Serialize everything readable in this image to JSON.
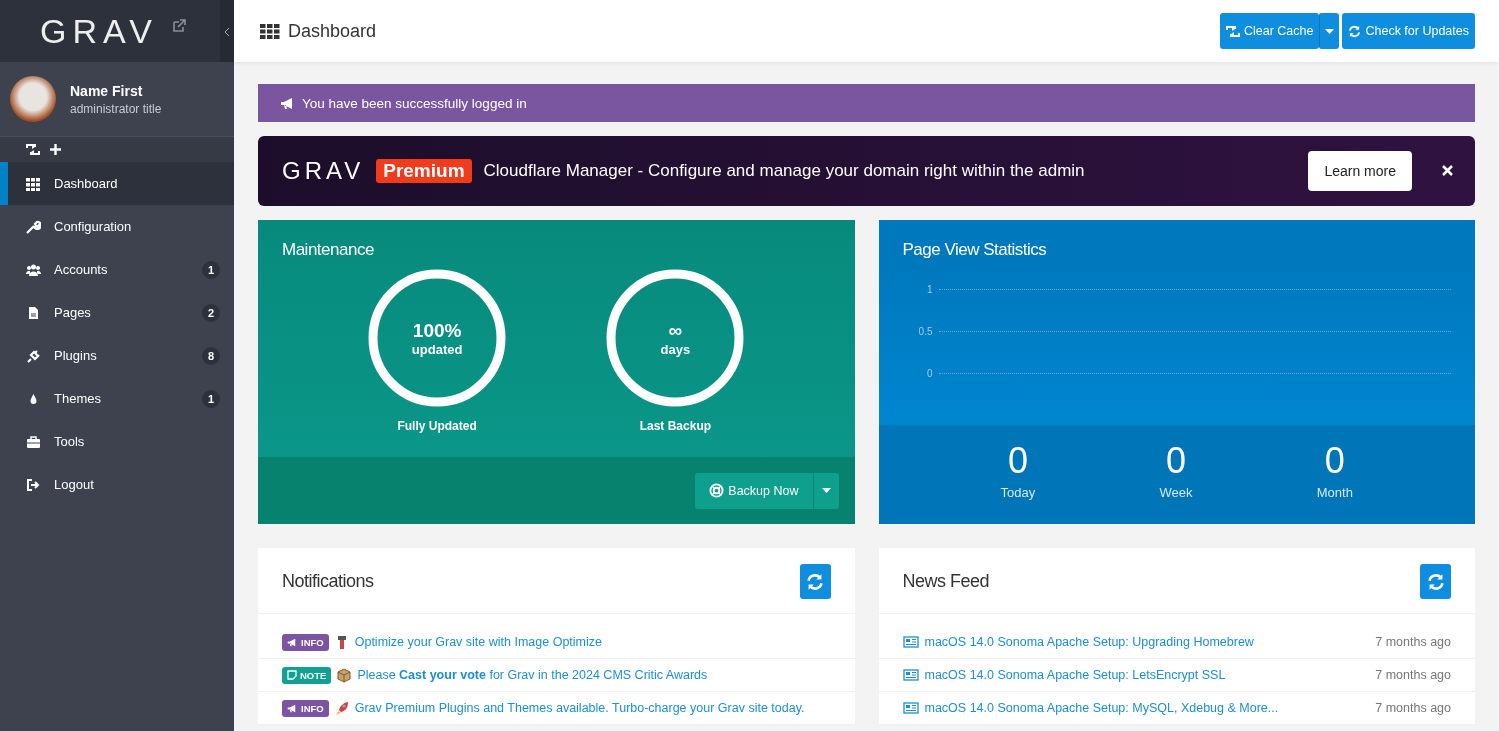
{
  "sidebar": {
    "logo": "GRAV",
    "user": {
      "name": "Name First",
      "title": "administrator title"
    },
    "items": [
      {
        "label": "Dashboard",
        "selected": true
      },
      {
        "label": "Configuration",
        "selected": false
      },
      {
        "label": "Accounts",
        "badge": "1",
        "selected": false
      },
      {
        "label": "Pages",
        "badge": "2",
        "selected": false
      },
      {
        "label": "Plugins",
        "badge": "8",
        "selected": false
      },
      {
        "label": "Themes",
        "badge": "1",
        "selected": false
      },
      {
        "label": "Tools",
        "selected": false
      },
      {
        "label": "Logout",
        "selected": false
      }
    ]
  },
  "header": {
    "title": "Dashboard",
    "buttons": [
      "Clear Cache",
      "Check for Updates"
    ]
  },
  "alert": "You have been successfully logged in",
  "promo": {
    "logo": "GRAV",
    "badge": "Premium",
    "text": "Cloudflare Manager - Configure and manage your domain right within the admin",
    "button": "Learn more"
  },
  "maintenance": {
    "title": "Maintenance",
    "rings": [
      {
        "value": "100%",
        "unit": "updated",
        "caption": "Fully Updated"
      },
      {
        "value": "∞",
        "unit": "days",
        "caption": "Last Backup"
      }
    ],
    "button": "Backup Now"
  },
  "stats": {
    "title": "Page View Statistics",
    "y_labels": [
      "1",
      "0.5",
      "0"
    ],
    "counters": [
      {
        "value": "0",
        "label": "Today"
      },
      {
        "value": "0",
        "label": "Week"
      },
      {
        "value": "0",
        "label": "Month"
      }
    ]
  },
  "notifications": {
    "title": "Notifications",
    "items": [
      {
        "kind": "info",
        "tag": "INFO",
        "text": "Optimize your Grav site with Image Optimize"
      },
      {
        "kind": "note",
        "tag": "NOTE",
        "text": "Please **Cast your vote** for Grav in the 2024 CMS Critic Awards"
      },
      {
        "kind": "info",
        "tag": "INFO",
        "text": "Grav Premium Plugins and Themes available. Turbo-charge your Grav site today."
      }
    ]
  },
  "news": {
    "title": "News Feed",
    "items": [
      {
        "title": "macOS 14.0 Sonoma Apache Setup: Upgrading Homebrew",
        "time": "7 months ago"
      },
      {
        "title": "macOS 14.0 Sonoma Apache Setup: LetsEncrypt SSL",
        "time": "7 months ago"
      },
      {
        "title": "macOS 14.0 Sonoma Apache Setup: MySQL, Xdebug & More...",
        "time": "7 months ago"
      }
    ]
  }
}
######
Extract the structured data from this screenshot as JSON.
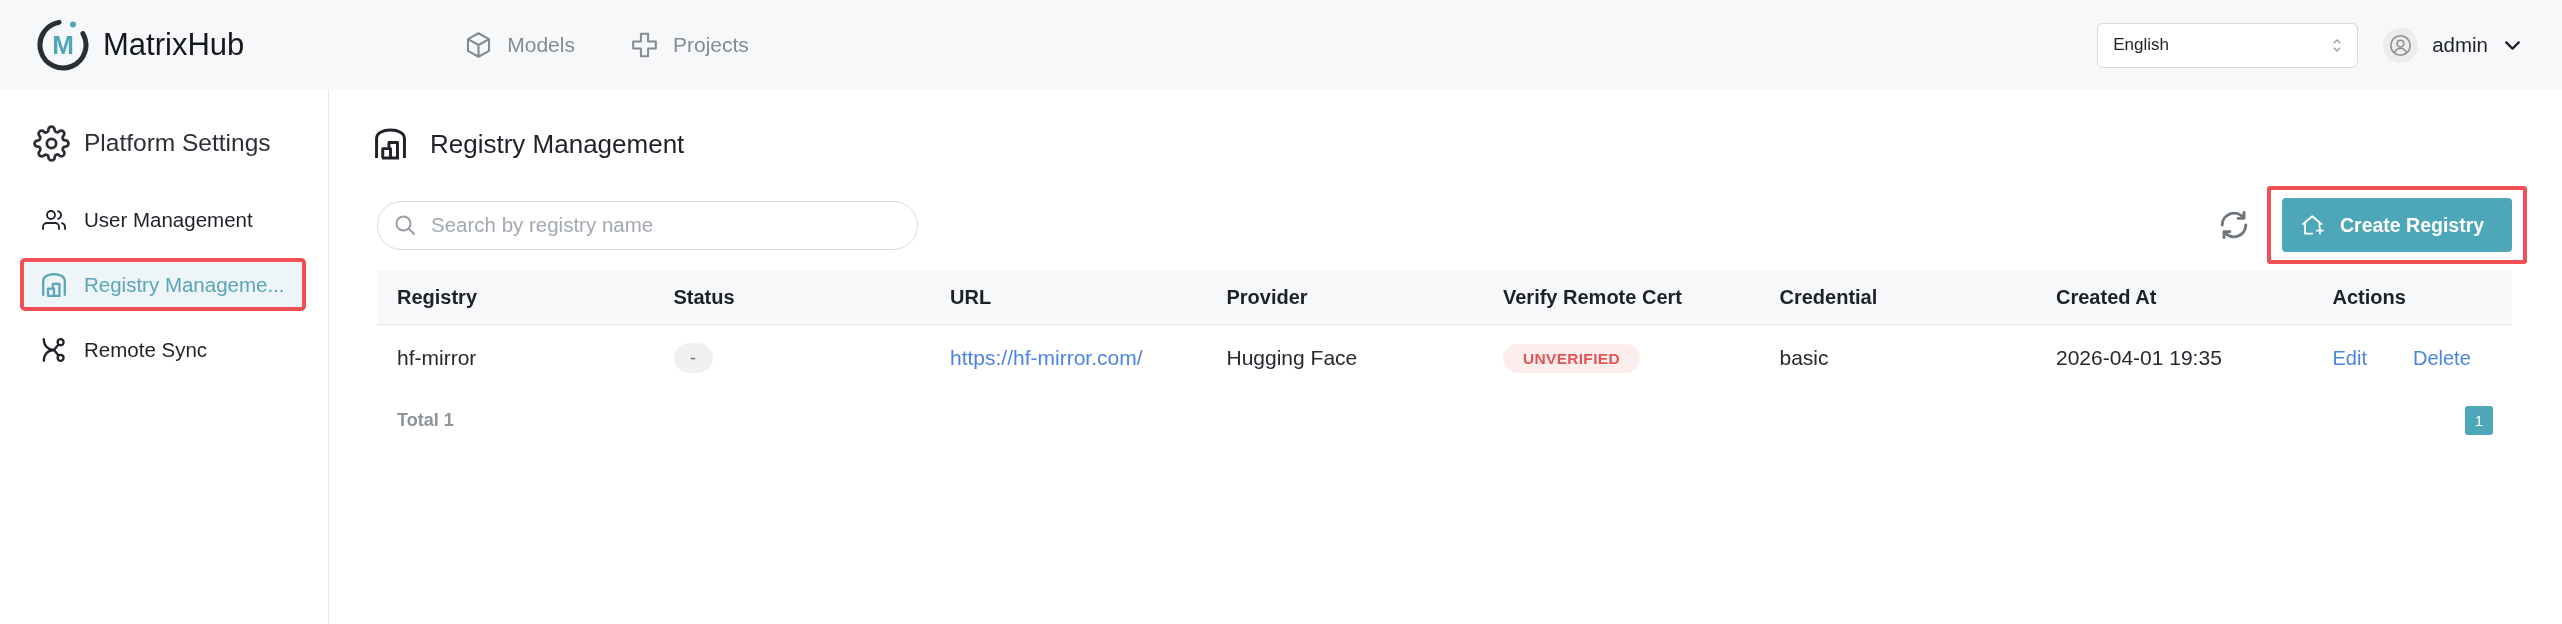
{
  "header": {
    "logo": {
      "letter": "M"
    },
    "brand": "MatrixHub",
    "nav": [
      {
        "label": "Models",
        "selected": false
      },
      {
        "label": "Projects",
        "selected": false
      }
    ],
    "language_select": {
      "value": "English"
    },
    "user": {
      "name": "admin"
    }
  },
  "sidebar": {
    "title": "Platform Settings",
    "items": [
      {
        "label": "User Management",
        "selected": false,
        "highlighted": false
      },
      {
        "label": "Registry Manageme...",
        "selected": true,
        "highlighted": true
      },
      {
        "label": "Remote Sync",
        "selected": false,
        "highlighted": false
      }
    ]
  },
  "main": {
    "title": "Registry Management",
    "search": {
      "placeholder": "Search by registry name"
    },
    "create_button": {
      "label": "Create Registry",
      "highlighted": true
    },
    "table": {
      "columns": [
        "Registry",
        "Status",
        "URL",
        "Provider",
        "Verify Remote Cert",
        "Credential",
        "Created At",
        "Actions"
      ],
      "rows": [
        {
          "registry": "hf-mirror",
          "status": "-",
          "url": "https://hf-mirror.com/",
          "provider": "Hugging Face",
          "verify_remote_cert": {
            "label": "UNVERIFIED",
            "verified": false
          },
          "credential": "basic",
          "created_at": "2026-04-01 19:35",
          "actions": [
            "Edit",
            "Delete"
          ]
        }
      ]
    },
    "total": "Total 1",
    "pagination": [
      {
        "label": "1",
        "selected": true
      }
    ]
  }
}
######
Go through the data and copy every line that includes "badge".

**Result of this task:**
        "badge": "1",
        "badge": "2",
        "badge": "8",
        "badge": "1",
    "badge": "Premium",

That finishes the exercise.